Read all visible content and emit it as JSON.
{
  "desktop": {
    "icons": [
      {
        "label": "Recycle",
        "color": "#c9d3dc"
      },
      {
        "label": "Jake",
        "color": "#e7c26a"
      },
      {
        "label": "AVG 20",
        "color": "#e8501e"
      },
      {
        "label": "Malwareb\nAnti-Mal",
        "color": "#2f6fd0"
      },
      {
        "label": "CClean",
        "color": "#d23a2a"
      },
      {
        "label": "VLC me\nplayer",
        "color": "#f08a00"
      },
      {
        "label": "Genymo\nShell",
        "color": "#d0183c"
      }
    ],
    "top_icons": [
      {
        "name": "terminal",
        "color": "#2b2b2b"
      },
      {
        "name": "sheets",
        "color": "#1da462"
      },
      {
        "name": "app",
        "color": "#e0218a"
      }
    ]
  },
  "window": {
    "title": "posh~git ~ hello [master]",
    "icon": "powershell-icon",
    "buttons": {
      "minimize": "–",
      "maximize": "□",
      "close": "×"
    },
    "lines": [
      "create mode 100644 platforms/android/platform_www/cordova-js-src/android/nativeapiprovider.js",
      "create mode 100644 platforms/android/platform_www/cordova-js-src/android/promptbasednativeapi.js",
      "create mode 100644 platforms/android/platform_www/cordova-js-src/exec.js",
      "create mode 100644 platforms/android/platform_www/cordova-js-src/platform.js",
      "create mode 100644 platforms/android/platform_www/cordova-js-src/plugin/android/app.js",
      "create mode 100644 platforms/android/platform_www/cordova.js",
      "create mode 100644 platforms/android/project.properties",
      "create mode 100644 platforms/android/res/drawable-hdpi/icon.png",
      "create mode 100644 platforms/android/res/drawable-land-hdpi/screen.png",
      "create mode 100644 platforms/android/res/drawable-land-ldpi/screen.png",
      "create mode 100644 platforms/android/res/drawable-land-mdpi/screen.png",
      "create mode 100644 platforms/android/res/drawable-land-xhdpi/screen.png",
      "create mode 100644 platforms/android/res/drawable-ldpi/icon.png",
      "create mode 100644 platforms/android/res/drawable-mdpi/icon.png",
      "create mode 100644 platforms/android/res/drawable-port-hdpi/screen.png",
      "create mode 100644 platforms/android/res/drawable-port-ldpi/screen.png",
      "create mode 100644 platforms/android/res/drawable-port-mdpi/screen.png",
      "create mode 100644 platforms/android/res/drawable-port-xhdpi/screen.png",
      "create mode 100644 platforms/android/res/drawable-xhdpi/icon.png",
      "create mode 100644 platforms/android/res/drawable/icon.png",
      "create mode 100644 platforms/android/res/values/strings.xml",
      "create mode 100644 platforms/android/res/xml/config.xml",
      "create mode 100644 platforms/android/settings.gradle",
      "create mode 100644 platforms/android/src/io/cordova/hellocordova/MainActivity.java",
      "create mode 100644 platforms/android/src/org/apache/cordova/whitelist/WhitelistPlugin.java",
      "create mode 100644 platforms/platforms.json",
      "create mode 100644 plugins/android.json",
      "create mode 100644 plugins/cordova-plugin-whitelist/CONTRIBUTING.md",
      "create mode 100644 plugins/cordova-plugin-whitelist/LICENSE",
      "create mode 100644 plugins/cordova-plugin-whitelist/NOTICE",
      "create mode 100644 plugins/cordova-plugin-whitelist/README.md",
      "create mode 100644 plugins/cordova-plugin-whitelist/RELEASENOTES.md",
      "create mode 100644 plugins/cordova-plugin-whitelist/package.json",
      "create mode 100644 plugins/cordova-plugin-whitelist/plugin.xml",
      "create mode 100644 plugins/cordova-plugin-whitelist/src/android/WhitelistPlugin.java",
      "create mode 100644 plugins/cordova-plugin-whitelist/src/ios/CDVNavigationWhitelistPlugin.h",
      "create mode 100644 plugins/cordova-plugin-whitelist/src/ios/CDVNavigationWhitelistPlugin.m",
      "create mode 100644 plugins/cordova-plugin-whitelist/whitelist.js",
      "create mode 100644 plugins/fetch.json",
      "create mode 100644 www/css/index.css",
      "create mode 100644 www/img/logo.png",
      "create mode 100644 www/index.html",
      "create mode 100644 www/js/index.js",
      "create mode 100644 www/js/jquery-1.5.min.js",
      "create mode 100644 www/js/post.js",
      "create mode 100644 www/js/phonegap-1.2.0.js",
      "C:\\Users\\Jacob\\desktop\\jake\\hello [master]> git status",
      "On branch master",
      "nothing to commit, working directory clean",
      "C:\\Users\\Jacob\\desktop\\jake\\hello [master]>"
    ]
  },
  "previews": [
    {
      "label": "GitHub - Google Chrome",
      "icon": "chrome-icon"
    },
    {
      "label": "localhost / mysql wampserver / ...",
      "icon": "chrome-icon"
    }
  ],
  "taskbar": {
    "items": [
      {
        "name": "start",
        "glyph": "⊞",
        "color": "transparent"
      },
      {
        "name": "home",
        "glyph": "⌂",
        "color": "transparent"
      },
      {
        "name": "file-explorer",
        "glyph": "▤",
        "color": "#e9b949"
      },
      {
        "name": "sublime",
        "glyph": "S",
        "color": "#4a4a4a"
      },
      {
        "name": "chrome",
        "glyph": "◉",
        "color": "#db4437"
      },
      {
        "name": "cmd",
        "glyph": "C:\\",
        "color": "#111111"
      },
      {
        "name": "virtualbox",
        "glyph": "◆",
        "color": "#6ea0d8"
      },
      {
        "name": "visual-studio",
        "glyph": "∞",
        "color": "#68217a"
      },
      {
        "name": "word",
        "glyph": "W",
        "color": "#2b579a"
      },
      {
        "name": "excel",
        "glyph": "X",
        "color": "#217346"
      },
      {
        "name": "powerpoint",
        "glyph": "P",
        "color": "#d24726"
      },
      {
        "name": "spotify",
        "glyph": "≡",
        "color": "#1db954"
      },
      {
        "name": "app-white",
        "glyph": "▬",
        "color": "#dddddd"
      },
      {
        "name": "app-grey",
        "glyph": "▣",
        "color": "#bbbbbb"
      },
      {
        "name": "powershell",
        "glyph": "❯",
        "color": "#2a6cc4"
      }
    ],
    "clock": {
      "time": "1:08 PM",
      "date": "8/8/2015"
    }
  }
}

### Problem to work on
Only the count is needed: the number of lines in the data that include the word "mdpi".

### Your response
3